    Middle-managers ("quadri"), white-collars or blue-collars hired before 7 March 2015:
    • reinstatement and payment of an indemnity whose amount does not exceed 12 months of salary whenever the employee's misconduct did not occur or should have entailed a disciplinary sanction other than the employee's dismissal as per the applicable national collective bargaining agreement or the individual redundancy clearly turns out not to have occurred;
    • payment of an indemnity whose amount is in the range between 12 and 24 months of salary whenever the dismissal is deemed unlawful due to reasons other than those above;
    • payment of an indemnity whose amount is in the range between 6 and 12 months of salary in case of breach by the employer of the statutory notification procedure.
  5. Middle-managers ("quadri"), white-collars or blue-collars hired as from 7 March 2015:
    • reinstatement and payment of an indemnity not exceeding 12 months of salary whenever it is directly demonstrated that the misconduct grounding the disciplinary dismissal did not occur;
    • payment of an indemnity whose amount is in the range between 6 and 36 months of salary whenever the dismissal is deemed unlawful due to reasons other than those above;
    • payment of an indemnity equal to 1 month of salary per each year of service, within a minimum and a maximum cap of - respectively - 2 and 12 months of salary, in case of breach by the employer of the statutory notification procedure
  6. Different regulations apply to "big" companies, namely those which employ more than 15 employees within the same business unit/municipality or are staffed with overall 61 or more employees in Italy, and "small" companies, these being the ones which do not meet the above size requirements.

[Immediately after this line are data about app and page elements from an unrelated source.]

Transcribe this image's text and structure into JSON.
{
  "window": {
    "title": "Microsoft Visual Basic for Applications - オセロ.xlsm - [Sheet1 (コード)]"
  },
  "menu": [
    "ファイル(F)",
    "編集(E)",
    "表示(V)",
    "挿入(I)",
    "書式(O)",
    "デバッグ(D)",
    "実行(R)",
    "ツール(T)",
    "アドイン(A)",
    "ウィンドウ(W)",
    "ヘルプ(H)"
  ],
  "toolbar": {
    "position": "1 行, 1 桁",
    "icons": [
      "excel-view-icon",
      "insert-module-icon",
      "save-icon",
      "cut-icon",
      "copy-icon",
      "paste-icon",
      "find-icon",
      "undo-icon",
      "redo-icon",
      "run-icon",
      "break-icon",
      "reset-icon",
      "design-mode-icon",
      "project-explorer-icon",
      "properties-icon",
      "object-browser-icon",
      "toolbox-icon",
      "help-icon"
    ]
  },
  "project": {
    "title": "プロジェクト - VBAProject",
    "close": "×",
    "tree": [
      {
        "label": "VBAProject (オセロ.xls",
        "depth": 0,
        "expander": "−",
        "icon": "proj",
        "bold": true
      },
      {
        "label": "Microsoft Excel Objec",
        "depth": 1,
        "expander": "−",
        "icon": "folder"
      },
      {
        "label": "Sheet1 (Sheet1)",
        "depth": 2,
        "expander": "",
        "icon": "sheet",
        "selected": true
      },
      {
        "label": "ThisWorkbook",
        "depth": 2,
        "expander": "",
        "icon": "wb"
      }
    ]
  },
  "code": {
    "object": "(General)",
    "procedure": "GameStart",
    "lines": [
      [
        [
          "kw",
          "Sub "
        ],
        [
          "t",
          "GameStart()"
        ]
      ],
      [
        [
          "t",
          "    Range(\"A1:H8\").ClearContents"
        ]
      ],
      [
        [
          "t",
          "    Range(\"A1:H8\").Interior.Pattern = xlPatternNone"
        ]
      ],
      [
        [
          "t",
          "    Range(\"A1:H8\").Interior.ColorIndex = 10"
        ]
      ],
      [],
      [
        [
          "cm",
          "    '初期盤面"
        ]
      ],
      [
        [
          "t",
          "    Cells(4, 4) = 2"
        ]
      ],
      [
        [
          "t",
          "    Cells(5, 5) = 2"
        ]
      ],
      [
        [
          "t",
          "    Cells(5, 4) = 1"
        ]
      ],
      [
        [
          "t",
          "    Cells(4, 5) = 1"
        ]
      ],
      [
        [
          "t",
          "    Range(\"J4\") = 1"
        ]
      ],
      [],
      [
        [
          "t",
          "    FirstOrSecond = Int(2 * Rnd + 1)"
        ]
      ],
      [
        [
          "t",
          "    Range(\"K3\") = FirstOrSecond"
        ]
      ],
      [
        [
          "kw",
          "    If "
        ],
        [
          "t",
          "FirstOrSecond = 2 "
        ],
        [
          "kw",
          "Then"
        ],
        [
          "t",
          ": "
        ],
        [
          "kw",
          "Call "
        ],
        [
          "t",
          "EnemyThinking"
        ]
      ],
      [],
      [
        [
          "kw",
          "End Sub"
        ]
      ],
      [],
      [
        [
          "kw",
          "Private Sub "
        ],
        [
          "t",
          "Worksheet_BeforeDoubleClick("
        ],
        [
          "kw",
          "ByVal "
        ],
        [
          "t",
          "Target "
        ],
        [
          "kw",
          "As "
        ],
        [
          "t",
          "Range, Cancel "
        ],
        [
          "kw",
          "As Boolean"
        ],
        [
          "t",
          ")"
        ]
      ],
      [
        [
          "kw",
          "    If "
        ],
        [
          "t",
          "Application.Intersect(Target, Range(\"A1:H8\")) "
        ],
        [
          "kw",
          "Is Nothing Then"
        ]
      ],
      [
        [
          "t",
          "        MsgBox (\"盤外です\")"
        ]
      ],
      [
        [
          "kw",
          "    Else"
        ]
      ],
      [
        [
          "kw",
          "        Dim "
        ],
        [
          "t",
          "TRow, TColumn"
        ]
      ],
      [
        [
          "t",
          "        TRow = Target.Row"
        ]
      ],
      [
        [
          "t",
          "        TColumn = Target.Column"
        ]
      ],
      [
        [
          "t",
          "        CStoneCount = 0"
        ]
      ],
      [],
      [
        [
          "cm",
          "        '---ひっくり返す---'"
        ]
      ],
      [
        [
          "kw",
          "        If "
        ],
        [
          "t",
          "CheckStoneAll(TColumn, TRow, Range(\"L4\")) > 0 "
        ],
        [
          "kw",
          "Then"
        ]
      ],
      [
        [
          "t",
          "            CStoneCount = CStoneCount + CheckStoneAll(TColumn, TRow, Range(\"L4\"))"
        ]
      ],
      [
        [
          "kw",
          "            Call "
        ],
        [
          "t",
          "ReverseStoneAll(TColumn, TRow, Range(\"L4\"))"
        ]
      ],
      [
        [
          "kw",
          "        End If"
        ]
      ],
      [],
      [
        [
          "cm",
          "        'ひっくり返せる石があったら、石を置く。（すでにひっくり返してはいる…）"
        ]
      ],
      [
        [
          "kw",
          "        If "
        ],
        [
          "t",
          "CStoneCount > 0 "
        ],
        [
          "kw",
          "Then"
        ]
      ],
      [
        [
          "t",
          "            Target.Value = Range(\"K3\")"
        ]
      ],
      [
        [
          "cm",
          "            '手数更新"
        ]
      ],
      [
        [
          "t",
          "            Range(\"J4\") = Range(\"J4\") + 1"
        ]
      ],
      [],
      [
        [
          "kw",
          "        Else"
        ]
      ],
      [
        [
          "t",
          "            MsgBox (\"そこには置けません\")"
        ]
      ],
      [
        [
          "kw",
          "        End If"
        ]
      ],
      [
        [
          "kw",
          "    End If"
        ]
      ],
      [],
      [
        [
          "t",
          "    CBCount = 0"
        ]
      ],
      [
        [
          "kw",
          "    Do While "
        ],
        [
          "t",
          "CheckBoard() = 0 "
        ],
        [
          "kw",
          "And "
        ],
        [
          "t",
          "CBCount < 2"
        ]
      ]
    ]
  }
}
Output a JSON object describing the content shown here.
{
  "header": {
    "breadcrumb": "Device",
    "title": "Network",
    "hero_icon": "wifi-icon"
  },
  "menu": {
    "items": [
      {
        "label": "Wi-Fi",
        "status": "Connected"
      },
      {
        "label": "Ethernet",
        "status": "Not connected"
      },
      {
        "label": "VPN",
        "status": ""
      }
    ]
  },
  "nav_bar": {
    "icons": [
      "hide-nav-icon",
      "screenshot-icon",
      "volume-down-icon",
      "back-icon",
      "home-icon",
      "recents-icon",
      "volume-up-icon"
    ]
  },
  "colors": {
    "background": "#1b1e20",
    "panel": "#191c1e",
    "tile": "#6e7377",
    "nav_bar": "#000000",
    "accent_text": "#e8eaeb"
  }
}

    In particular, employees in force at "big" companies are entitled to those protections outlined under footnote (4) above, while the ones employed by "small" companies are to be granted with an indemnity whose amount - depending on their date of hiring and the seriousness of the breach by the employer - is in the range between 1 and 6 months of salary (this is increased up to 14 months for employees having accrued a rather long company seniority).
  7. Among others, dismissals which are orally served, those relying on discriminatory reasons, the ones served in breach of the relevant statutory notification procedure, disciplinary dismissals whereby the breach by the employee is directly demonstrated not to have taken place, etc.
  8. Both such caps have been recently increased pursuant to Law Decree no. 87/2018, converted into law by Law no. 96/2018: before such Law Decree came into force, they were equal to - respectively - 4 and 24 months of salary.
  9. The above article 4, paragraph 1, of the Italian Constitution sets forth that «the Republic of Italy recognises the right of all citizens to work and promotes those conditions which render this right effective».
  10. According to article 35 of the Italian Constitution, «the Republic of Italy protects work in all its forms and practices (…)».
  11. These provide for that «the exercise of the legislative function may not be delegated to the Government unless principles and criteria have been established and then only for a limited time and for specified purposes» (article 76) and that «legislative powers shall be vested in the State and the Regions in compliance with the Constitution and with the constraints deriving from EU legislation and international obligations» (article 117).
  12. Under article 24 of the European Social Charter, «all workers have the right to protection in cases of termination of employment».
  13. These are set forth by article 18 of Law no. 300/1970 (the so-called "Workers' Statute") and article 8 of Law no. 604/1966.